In search of the main opposition

Devendra Gautam

Devendra Gautam

In search of the main opposition

Whatever decision the parliament secretariat takes regarding the main opposition, it won’t be without controversy, that’s a given

The new House of Representatives (HoR) has found some important business, right after its first meeting post-Nov 20 elections.

The business came on Saturday in the form of competing claims for the powerful position of the main opposition, from the Nepali Congress and the Nepal Workers’ and Peasants’ Party.

In terms of numbers, the Congress (the largest party in the parliament, with 88 members) has a huge advantage over the NWPP, which has 1 member in the parliament.

But the Congress vote for the Pushpa Kamal Dahal-led government in the Jan 10 vote of confidence has deemed it ineligible for helming the opposition bench, if legal provisions and comments from the constitutional-legal fraternity are any guide.

The Act on Salary and Facilities for Office-bearers and Members of the Federal Parliament, 2073 recognizes a party having 10 percent or more lawmakers in the HoR or the National Assembly as the opposition party. But the act comes with a caveat. It stipulates that such a party should neither be part of the Council of Ministers nor should it have supported Cabinet formation.

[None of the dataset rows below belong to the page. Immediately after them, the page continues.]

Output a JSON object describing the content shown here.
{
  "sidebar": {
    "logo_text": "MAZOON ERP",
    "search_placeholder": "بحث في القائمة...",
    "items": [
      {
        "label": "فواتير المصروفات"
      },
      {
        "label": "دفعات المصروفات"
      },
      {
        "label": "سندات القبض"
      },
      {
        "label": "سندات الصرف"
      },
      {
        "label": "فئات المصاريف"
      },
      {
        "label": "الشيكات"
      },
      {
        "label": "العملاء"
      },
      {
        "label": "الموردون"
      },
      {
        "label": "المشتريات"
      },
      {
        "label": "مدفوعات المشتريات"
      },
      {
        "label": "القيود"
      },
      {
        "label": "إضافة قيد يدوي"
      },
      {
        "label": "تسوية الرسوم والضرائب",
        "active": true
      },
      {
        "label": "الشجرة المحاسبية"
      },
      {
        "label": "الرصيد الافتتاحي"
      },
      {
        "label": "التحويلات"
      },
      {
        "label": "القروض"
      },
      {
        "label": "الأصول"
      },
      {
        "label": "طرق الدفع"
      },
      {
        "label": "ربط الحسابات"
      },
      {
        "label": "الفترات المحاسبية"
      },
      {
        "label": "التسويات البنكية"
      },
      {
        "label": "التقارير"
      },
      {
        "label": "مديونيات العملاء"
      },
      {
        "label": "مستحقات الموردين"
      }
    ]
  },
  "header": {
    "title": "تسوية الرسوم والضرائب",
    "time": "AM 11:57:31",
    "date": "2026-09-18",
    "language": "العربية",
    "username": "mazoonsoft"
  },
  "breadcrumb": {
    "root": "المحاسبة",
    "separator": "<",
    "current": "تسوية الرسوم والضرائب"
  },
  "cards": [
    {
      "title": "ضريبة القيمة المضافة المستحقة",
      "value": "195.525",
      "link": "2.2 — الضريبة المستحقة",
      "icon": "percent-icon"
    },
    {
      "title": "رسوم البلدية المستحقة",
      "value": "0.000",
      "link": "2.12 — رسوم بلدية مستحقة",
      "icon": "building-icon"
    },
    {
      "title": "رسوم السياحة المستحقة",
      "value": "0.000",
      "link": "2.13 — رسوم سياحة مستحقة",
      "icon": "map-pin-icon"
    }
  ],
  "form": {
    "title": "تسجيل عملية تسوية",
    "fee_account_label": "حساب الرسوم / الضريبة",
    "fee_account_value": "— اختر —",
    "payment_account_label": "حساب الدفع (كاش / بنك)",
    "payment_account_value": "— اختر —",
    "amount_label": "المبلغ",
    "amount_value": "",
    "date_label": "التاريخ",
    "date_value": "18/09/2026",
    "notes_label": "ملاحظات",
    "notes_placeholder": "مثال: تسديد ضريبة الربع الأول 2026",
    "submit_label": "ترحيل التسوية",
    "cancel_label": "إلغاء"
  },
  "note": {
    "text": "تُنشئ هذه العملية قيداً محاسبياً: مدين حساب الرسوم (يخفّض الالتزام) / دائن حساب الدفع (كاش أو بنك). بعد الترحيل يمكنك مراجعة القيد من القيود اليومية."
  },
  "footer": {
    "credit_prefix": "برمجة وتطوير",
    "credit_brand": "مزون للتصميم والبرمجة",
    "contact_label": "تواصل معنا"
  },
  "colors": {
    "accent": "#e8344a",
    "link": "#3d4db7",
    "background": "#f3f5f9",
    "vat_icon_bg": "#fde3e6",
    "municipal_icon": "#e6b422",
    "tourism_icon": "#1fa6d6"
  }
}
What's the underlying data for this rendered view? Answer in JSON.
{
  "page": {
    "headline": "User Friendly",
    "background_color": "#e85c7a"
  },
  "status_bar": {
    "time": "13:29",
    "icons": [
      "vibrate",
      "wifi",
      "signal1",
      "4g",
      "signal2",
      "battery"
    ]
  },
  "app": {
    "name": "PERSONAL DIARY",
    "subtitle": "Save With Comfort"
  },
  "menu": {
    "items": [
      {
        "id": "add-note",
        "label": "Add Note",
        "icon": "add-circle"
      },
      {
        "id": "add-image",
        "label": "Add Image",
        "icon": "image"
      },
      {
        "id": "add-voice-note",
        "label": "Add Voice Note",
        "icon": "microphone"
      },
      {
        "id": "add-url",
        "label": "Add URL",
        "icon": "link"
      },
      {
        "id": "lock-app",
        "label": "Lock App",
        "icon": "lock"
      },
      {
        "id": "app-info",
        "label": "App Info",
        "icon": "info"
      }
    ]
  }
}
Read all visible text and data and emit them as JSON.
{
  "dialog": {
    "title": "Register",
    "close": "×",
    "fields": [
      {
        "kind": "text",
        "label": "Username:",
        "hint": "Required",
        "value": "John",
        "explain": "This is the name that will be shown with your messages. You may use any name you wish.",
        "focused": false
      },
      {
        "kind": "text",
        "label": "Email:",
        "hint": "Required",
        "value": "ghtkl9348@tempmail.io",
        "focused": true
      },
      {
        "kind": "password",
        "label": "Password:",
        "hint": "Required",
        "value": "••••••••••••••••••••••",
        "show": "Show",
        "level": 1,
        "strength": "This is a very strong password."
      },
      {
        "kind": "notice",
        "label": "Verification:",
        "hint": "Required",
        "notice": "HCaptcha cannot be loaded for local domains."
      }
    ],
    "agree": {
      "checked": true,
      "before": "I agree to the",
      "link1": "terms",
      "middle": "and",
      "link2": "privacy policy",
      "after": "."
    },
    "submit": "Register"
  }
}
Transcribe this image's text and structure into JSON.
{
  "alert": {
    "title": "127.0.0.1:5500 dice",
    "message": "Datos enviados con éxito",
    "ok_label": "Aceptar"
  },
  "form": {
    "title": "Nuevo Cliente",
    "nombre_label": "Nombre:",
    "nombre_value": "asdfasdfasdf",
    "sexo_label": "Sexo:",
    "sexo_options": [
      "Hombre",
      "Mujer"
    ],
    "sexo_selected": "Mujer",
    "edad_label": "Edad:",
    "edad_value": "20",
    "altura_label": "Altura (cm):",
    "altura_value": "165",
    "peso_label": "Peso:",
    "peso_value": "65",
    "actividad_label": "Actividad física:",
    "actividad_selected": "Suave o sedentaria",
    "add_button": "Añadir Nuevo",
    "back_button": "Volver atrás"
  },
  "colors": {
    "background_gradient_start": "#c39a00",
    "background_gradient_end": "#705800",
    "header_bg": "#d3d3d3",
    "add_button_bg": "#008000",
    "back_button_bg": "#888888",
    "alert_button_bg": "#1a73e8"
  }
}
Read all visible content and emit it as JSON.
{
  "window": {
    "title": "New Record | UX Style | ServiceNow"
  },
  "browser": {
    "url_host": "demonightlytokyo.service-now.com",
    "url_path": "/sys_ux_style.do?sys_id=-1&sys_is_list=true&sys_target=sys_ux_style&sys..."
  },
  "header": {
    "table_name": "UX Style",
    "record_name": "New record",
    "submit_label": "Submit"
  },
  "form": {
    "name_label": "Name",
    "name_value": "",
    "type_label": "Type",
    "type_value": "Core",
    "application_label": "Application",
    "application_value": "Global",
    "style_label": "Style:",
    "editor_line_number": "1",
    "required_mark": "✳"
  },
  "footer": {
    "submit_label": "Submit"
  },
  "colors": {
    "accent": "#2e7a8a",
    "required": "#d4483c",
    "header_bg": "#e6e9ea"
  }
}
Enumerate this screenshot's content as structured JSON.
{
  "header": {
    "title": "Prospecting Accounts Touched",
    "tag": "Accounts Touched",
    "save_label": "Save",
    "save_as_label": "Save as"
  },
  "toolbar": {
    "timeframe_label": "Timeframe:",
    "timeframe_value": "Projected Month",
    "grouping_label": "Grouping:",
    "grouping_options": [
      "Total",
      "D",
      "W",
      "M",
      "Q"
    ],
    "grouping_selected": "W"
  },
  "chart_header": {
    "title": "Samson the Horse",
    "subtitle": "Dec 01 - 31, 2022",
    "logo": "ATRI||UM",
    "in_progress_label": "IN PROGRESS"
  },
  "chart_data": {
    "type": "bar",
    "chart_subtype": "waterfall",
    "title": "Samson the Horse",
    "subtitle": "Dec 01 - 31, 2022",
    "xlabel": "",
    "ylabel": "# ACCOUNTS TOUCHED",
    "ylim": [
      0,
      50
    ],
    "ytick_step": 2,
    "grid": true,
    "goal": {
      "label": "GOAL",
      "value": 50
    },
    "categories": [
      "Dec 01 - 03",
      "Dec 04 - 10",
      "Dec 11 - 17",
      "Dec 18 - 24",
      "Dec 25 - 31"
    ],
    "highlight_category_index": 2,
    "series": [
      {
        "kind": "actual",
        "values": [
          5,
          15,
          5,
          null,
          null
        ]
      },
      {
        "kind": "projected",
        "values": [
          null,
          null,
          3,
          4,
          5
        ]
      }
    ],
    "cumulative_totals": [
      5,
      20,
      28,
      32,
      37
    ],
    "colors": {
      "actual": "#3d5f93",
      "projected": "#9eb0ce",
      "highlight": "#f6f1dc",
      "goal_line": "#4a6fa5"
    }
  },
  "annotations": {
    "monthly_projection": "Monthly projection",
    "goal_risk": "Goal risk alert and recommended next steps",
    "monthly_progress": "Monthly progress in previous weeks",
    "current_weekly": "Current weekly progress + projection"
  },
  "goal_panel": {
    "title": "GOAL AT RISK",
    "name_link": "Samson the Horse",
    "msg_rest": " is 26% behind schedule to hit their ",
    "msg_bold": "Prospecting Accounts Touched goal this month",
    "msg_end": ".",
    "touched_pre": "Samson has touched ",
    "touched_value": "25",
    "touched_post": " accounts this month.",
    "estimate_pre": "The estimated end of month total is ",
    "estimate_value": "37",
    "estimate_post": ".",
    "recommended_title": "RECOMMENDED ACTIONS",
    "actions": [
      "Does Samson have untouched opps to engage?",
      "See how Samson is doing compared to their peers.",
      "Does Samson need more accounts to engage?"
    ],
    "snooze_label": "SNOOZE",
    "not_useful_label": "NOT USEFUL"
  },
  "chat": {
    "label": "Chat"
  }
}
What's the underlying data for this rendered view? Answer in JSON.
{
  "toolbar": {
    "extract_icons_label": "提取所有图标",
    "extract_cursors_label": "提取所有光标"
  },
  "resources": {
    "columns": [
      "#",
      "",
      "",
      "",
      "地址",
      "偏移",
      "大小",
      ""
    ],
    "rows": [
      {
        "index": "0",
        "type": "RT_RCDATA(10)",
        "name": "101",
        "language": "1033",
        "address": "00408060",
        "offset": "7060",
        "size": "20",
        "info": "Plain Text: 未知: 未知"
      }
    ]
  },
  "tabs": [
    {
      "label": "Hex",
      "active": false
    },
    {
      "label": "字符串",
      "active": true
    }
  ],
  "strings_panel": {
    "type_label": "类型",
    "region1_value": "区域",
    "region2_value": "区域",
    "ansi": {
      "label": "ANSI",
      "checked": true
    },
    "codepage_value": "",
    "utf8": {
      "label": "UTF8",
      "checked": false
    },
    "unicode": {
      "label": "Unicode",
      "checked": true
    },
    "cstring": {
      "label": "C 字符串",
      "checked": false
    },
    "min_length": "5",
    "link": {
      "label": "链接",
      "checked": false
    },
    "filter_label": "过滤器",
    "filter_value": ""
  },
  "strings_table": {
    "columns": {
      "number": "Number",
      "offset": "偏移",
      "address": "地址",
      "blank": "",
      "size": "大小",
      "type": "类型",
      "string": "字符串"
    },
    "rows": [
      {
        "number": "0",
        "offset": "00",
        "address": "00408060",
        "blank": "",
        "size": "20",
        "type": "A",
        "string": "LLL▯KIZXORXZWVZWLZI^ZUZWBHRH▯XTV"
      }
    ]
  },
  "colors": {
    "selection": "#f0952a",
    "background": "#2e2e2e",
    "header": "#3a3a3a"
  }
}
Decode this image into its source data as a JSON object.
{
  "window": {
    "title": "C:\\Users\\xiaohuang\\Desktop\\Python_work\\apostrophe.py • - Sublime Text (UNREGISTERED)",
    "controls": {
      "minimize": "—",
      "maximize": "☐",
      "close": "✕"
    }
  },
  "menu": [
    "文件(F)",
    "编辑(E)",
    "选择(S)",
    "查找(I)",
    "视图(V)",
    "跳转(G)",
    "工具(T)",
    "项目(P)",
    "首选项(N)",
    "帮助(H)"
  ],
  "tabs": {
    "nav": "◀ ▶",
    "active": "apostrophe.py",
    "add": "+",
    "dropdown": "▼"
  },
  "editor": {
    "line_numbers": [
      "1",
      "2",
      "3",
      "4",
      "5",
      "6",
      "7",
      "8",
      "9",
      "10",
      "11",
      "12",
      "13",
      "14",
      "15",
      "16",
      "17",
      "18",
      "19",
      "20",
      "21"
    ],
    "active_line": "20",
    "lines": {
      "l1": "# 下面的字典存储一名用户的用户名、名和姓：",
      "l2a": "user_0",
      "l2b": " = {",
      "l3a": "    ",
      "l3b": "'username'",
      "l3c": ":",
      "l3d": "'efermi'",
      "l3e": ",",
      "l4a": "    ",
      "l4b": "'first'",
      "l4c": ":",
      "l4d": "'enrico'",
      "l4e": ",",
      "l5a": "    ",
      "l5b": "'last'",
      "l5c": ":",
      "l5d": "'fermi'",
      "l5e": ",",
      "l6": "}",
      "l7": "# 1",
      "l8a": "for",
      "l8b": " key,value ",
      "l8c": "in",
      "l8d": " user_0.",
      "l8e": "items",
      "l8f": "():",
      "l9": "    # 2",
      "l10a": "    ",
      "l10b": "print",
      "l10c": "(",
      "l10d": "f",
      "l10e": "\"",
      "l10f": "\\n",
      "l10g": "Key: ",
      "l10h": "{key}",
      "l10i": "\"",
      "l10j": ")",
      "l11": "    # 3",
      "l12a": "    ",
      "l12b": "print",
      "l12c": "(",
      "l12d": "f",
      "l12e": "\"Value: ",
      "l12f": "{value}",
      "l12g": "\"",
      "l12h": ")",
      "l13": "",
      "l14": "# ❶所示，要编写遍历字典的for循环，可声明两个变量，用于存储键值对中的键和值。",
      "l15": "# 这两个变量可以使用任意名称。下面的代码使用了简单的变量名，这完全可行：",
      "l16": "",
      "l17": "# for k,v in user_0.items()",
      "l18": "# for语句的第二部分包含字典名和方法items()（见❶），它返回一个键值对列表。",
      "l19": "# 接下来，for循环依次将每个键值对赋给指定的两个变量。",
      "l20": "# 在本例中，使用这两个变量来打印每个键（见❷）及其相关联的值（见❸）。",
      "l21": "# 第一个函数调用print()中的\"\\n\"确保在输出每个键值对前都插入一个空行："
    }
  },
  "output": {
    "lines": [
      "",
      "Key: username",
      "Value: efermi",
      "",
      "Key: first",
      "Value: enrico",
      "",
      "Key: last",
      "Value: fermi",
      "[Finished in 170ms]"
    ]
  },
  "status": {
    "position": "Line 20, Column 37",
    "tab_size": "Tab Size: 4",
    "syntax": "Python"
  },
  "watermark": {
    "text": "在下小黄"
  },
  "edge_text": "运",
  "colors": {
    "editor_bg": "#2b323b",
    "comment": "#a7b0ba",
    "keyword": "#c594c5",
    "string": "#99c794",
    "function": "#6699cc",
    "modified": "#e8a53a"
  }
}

Sub-section 2 of sub-clause (e) of the Act implies: If more than one parties having 10 percent or more seats in the HoR or the NA have equal number of seats, then the parties shall recognize a party as the opposition (in the respective chambers) through mutual consent.

As such is not the case, the Speaker’s prerogative, enshrined in sub-clause 3 of the Act, comes into play here.

It implies: If there’s no written mutual consent or if no party other than the one in the Cabinet or supporting it has 10 percent members in the HoR or the NA, the NA Chair or the Speaker should designate the opposition party (in the two chambers, respectively).

On this very ground, the NWPP is staking its claim.

Prem Suwal, the NWPP lawmaker, on Saturday demanded in writing that the parliament declare it the main opposition as it is the first and the largest among the parties that did not vote for the Pushpa Kamal Dahal-led government.

While speaking at the first meeting of the House on Thursday, Suwal demanded, citing federal laws, that parliament proceedings should commence only after designating the main opposition.

Constitutional expert Bhimarjun Acharya says: By voting for the government, the Nepali Congress has lost political, moral and constitutional bases to be the main opposition.

He says making the Congress the main opposition will set a bad precedent.

Senior lawmaker and National Assembly member Radheshyam Adhikari preferred not to comment on the matter, saying he was studying the developments.

All this means that the ball has landed in the Speaker’s court.

Responding to claims from the Congress and the NWPP for the coveted position, the parliament secretariat has said it will make a decision on the basis of prevailing laws and regulations.

Whatever decision the secretariat takes, it will not be without controversy, that’s a given.